Elle Weissman, 43, allegedly tricked her boyfriend into drinking Drano drain cleaner by telling him that it was his medicine, according to KSL, citing a booking report.
Weissman, of South Salt Lake, was arrested Tuesday, April 30, on suspicion of “surreptitious administering of a certain substance,” Salt Lake County Jail records show.
Police said in the booking report that Weissman allegedly “gave her live-in boyfriend a spoonful of Drano,” adding that “her intention was to give her boyfriend Drano so that he would go into eternal sleep.”
The report clarifies what the suspect meant by “eternal sleep.”
“Elle stated that by eternal sleep she meant death. She knew that Drano could kill him and that was her intention.”
‘Death May Occur’
Drano, according to its manufacturer, “can unclog a drain fast.”
The product contains “chemicals that quickly dissolve hair, soap scum, and gunk.”
According to the U.S. National Library of Medicine, “swallowing this type of poison can have severe effects on many parts of the body.”
“Damage to the esophagus and stomach continues to occur for several weeks after the sodium hydroxide was swallowed,” the U.S. National Library of Medicine continues. “Death may occur up to several months later from additional complications. Holes (perforations) in the esophagus and stomach may cause serious infections in the inside spaces of the chest and abdomen, which may lead to death.

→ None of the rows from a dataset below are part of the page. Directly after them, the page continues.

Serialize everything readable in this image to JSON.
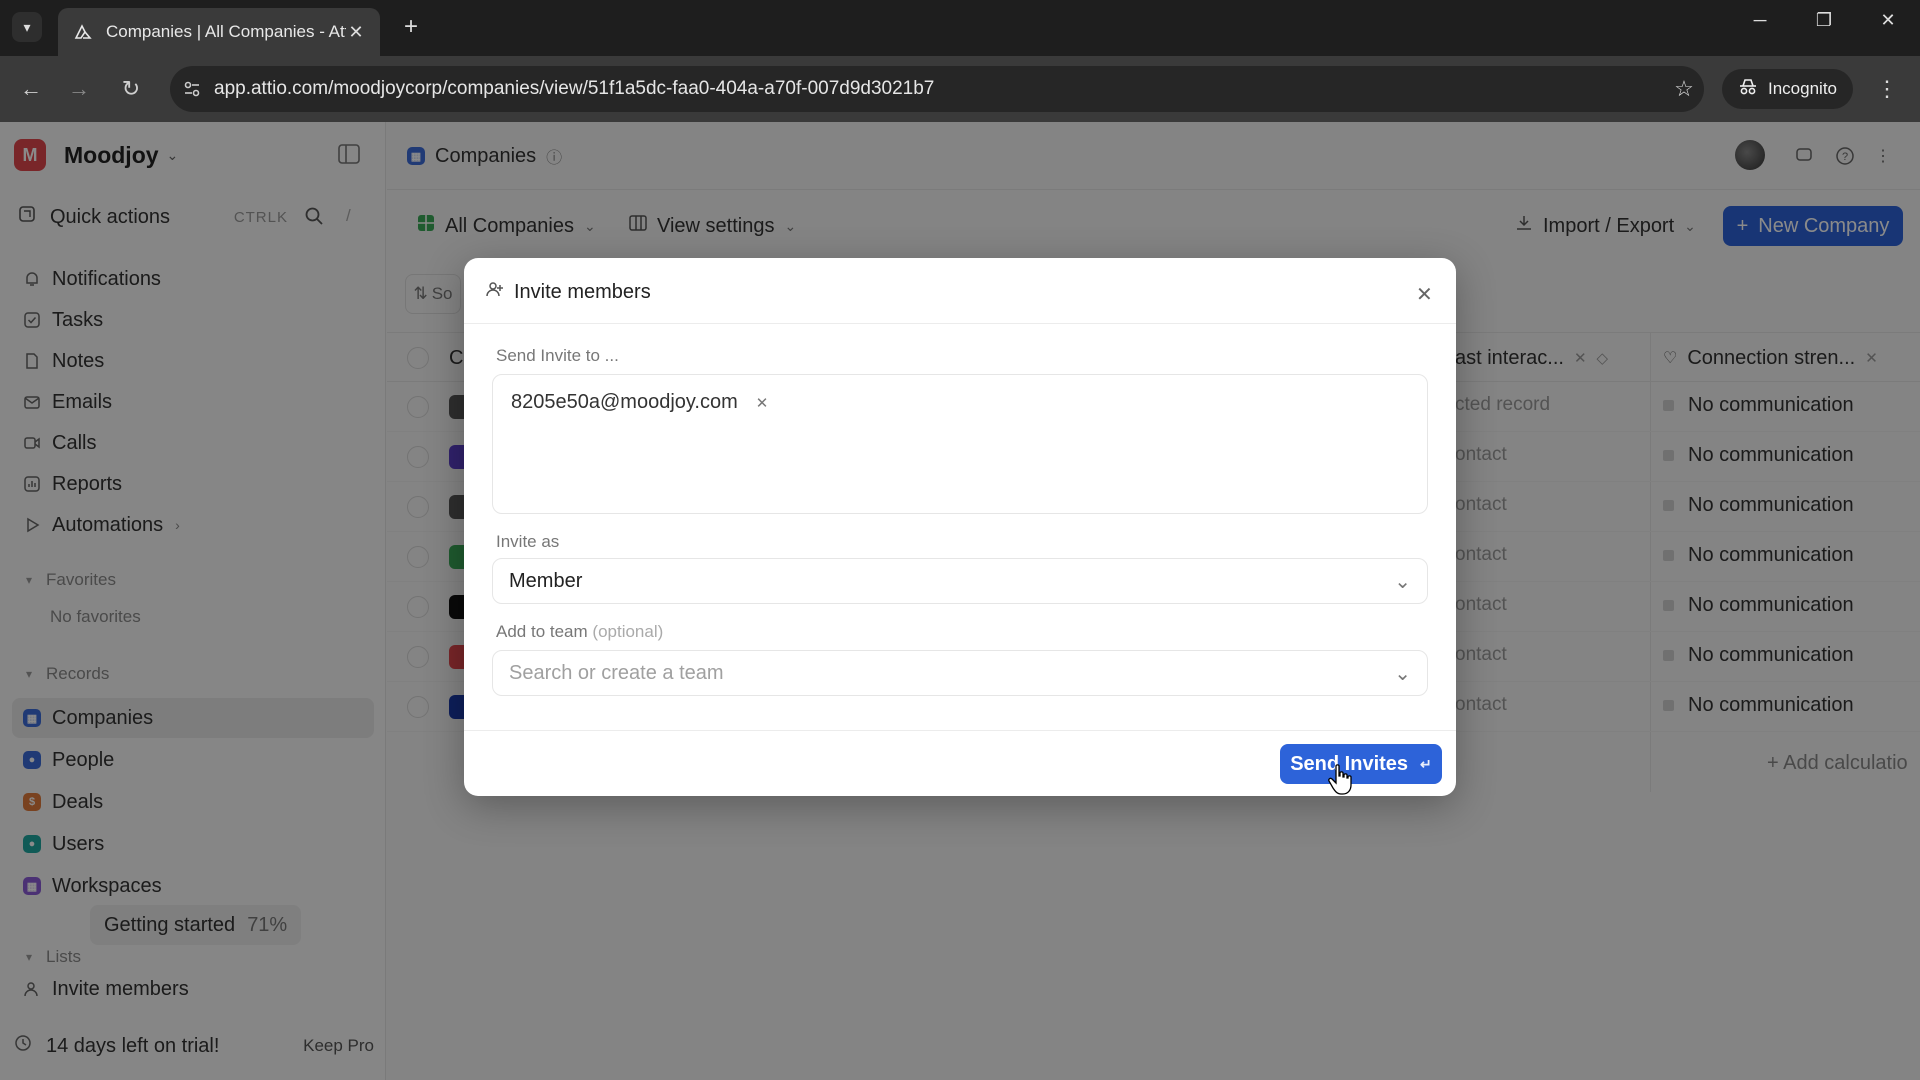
{
  "browser": {
    "tab_title": "Companies | All Companies - Attio",
    "url": "app.attio.com/moodjoycorp/companies/view/51f1a5dc-faa0-404a-a70f-007d9d3021b7",
    "incognito_label": "Incognito"
  },
  "sidebar": {
    "workspace_name": "Moodjoy",
    "workspace_initial": "M",
    "quick_actions": {
      "label": "Quick actions",
      "shortcut": "CTRLK",
      "slash": "/"
    },
    "nav": [
      {
        "label": "Notifications"
      },
      {
        "label": "Tasks"
      },
      {
        "label": "Notes"
      },
      {
        "label": "Emails"
      },
      {
        "label": "Calls"
      },
      {
        "label": "Reports"
      },
      {
        "label": "Automations"
      }
    ],
    "favorites": {
      "title": "Favorites",
      "empty": "No favorites"
    },
    "records": {
      "title": "Records",
      "items": [
        {
          "label": "Companies",
          "color": "#3b6cd8"
        },
        {
          "label": "People",
          "color": "#3b6cd8"
        },
        {
          "label": "Deals",
          "color": "#e07a3c"
        },
        {
          "label": "Users",
          "color": "#1fa7a0"
        },
        {
          "label": "Workspaces",
          "color": "#8b5cd6"
        }
      ]
    },
    "getting_started": {
      "label": "Getting started",
      "percent": "71%"
    },
    "lists": {
      "title": "Lists"
    },
    "invite_members": "Invite members",
    "trial": {
      "label": "14 days left on trial!",
      "action": "Keep Pro"
    }
  },
  "main": {
    "breadcrumb": "Companies",
    "view_name": "All Companies",
    "view_settings": "View settings",
    "import_export": "Import / Export",
    "new_company": "New Company",
    "sort_label": "So",
    "columns": {
      "first": "C",
      "last_interaction": "ast interac...",
      "connection_strength": "Connection stren..."
    },
    "rows": [
      {
        "last_interaction": "cted record",
        "connection": "No communication",
        "logo_color": "#555555"
      },
      {
        "last_interaction": "ontact",
        "connection": "No communication",
        "logo_color": "#5b3fc7"
      },
      {
        "last_interaction": "ontact",
        "connection": "No communication",
        "logo_color": "#555555"
      },
      {
        "last_interaction": "ontact",
        "connection": "No communication",
        "logo_color": "#3aa857"
      },
      {
        "last_interaction": "ontact",
        "connection": "No communication",
        "logo_color": "#111111"
      },
      {
        "last_interaction": "ontact",
        "connection": "No communication",
        "logo_color": "#e0474c"
      },
      {
        "last_interaction": "ontact",
        "connection": "No communication",
        "logo_color": "#1a3aa8"
      }
    ],
    "add_calculation": "+ Add calculatio"
  },
  "modal": {
    "title": "Invite members",
    "send_to_label": "Send Invite to ...",
    "email_chip": "8205e50a@moodjoy.com",
    "invite_as_label": "Invite as",
    "invite_as_value": "Member",
    "add_team_label": "Add to team",
    "add_team_optional": "(optional)",
    "team_placeholder": "Search or create a team",
    "send_button": "Send Invites",
    "send_shortcut": "↵"
  },
  "colors": {
    "accent": "#2d63d9",
    "brand_red": "#e0474c"
  }
}
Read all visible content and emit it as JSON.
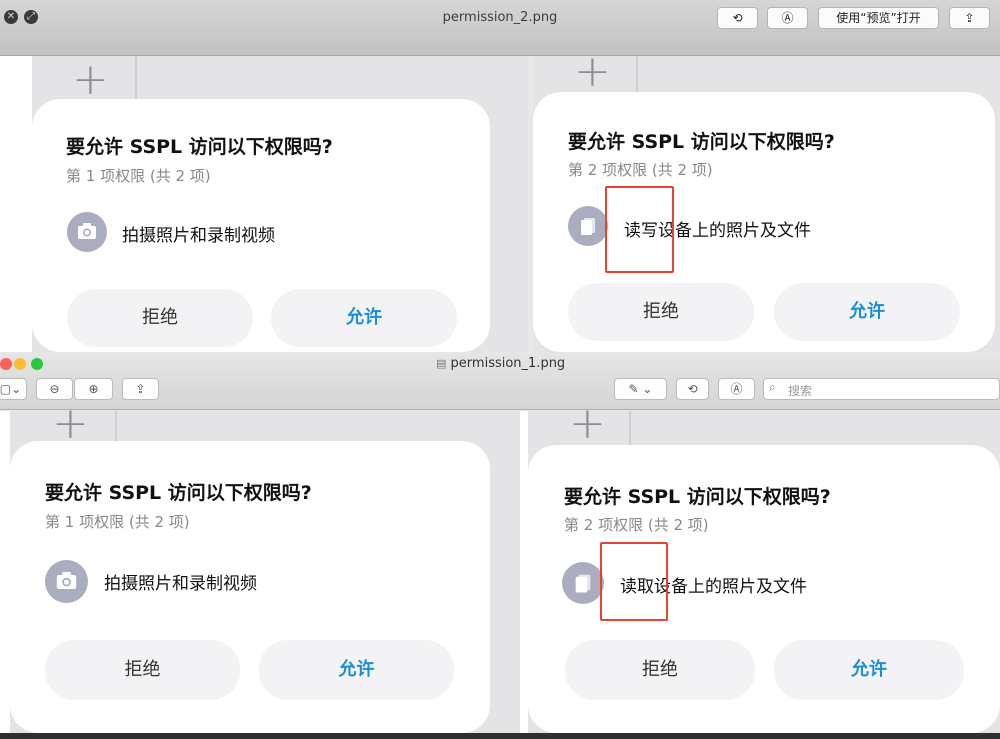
{
  "quicklook": {
    "file_name": "permission_2.png",
    "open_with_label": "使用“预览”打开"
  },
  "preview": {
    "file_name": "permission_1.png",
    "search_placeholder": "搜索"
  },
  "dialogs": {
    "top_left": {
      "title": "要允许 SSPL 访问以下权限吗?",
      "subtitle": "第 1 项权限 (共 2 项)",
      "permission": "拍摄照片和录制视频",
      "deny": "拒绝",
      "allow": "允许"
    },
    "top_right": {
      "title": "要允许 SSPL 访问以下权限吗?",
      "subtitle": "第 2 项权限 (共 2 项)",
      "permission": "读写设备上的照片及文件",
      "deny": "拒绝",
      "allow": "允许"
    },
    "bottom_left": {
      "title": "要允许 SSPL 访问以下权限吗?",
      "subtitle": "第 1 项权限 (共 2 项)",
      "permission": "拍摄照片和录制视频",
      "deny": "拒绝",
      "allow": "允许"
    },
    "bottom_right": {
      "title": "要允许 SSPL 访问以下权限吗?",
      "subtitle": "第 2 项权限 (共 2 项)",
      "permission": "读取设备上的照片及文件",
      "deny": "拒绝",
      "allow": "允许"
    }
  },
  "colors": {
    "allow_text": "#1a8fd8",
    "highlight_box": "#e2462d",
    "icon_bg": "#a9adbd"
  },
  "icons": [
    "close-icon",
    "fullscreen-icon",
    "rotate-icon",
    "markup-icon",
    "share-icon",
    "sidebar-icon",
    "zoom-out-icon",
    "zoom-in-icon",
    "pen-icon",
    "search-icon",
    "camera-icon",
    "files-icon",
    "plus-icon"
  ]
}
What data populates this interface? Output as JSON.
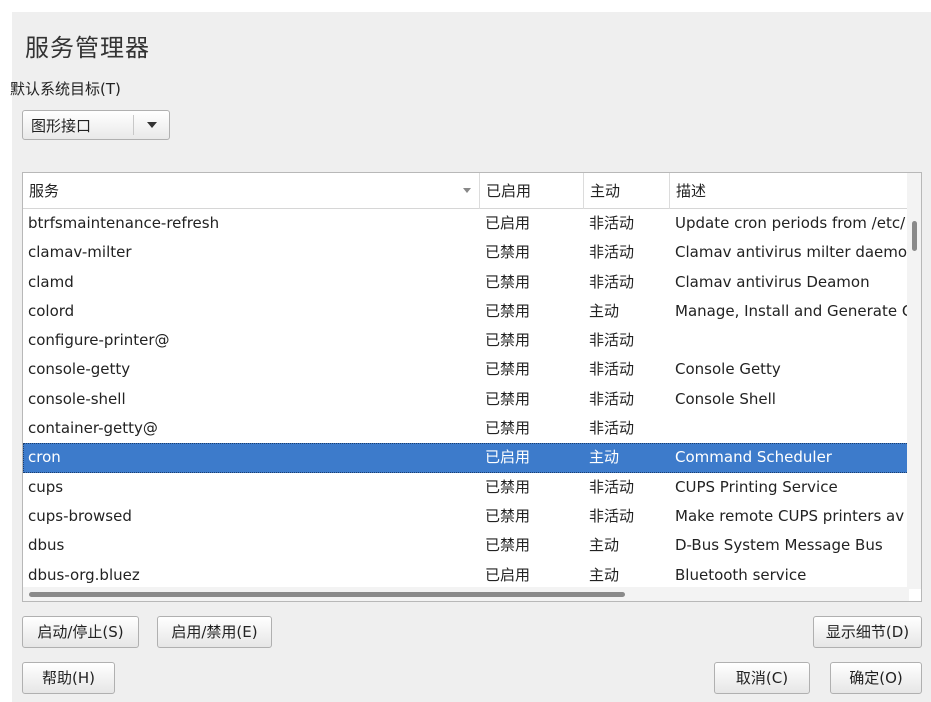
{
  "window": {
    "title": "服务管理器"
  },
  "target": {
    "label": "默认系统目标(T)",
    "selected": "图形接口"
  },
  "table": {
    "headers": [
      "服务",
      "已启用",
      "主动",
      "描述"
    ],
    "rows": [
      [
        "btrfsmaintenance-refresh",
        "已启用",
        "非活动",
        "Update cron periods from /etc/"
      ],
      [
        "clamav-milter",
        "已禁用",
        "非活动",
        "Clamav antivirus milter daemon"
      ],
      [
        "clamd",
        "已禁用",
        "非活动",
        "Clamav antivirus Deamon"
      ],
      [
        "colord",
        "已禁用",
        "主动",
        "Manage, Install and Generate C"
      ],
      [
        "configure-printer@",
        "已禁用",
        "非活动",
        ""
      ],
      [
        "console-getty",
        "已禁用",
        "非活动",
        "Console Getty"
      ],
      [
        "console-shell",
        "已禁用",
        "非活动",
        "Console Shell"
      ],
      [
        "container-getty@",
        "已禁用",
        "非活动",
        ""
      ],
      [
        "cron",
        "已启用",
        "主动",
        "Command Scheduler"
      ],
      [
        "cups",
        "已禁用",
        "非活动",
        "CUPS Printing Service"
      ],
      [
        "cups-browsed",
        "已禁用",
        "非活动",
        "Make remote CUPS printers av"
      ],
      [
        "dbus",
        "已禁用",
        "主动",
        "D-Bus System Message Bus"
      ],
      [
        "dbus-org.bluez",
        "已启用",
        "主动",
        "Bluetooth service"
      ]
    ],
    "selected_index": 8
  },
  "buttons": {
    "start_stop": "启动/停止(S)",
    "enable_disable": "启用/禁用(E)",
    "show_details": "显示细节(D)",
    "help": "帮助(H)",
    "cancel": "取消(C)",
    "ok": "确定(O)"
  },
  "colors": {
    "selection": "#3d7bcb",
    "window_bg": "#efefef"
  }
}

Surgery may be needed if the chemical has perforated the esophagus, stomach, or intestine.”
Victim Thought It Was Medicine
Police noted in the report that the victim was half-asleep when the suspect fed him the drain clog remover and that “her boyfriend thought she was giving him his medicine.”
South Salt Lake Police Officer Gary Keller was cited by KSL as saying that the victim sought prompt medical attention after experiencing excruciating pain.
The allegations came to light on Monday when police were called to an urgent care center in Salt Lake City where the victim was being treated for symptoms related to poisoning.
Weissman told the staff at the medical facility that she had slipped her boyfriend some Drano, The Associated Press reported.
The suspect was then taken into custody and booked into Salt Lake County Jail, where she was being held on $100,000 bond.
The victim remains in hospital.
Crime in the United States
Violent crime in the United States has fallen sharply over the past 25 years, according to both the FBI’s Uniform Crime Reports (UCR) and the Bureau of Justice Statistics (BJS) National Crime Victimization Survey (NCVS).
The rate of violent crimes fell by 49 percent between 1993 and 2017, according to the FBI’s UCR, which only reflects crimes reported to the police.
The violent crime rate dropped by 74 percent between 1993 and 2017, according to BJS’s CVS, which takes into account both crimes that have been reported to the police and those that have not.
“From 1993 to 2017, the rate of violent victimization declined 74 percent, from 79.8 to 20.6 victimizations per 1,000 persons age 12 or older,” the U.S. Department of Justice stated (pdf).
Both studies are based on data up to and including 2017, the most recent year for which complete figures are available.
The FBI recently released preliminary data for 2018. According to the Preliminary Semiannual Uniform Crime Report, from January to June 2018, violent crime rates in the United States dropped by 4.3 percent compared to the same six-month period in 2017.
While the overall rate of violent crime has seen a steady downward drop since its peak in the 1990s, there have been several upticks that bucked the trend.
Between 2014 and 2016, the murder rate increased by more than 20 percent, to 5.4 per 100,000 residents, from 4.4, according to an analysis of FBI data. The last two-year period that the rate soared so quickly was between 1966 and 1968.
The property crime rate fell by 50 percent between 1993 and 2017, according to the FBI, and by 69 percent according to BJS.
According to the FBI’s preliminary figures for the first half of 2018, property crime rates in the United States dropped by 7.2 percent compared to the same six-month period in 2017.
As with violent crime, the FBI survey only takes into account crime reported to the police, while the BJS figures include reported and nonreported crime.
Public Perception About Crime
Despite falling long-term trends in both violent crime and property crime, opinion surveys repeatedly show Americans believe that crime is up.
The vast majority of Gallup polls taken since 1993 show (pdf) that over 60 percent of Americans believe there is more crime in the United States on a national scale compared to the previous year.
Pew Research surveys show similar findings. A survey in late 2016 revealed that 57 percent of registered voters said crime in the nation as a whole increased since 2008, despite both FBI and BJS data showing double-digit drops in violent and property crimes.
Perceptions differed on a national versus local level.
Surveys of perceptions of crime levels on a local scale showed that fewer than 50 percent of respondents in every single Gallup survey (pdf) done since 1996 believed that crime in their area had risen compared to the previous year.
The Associated Press contributed to this report.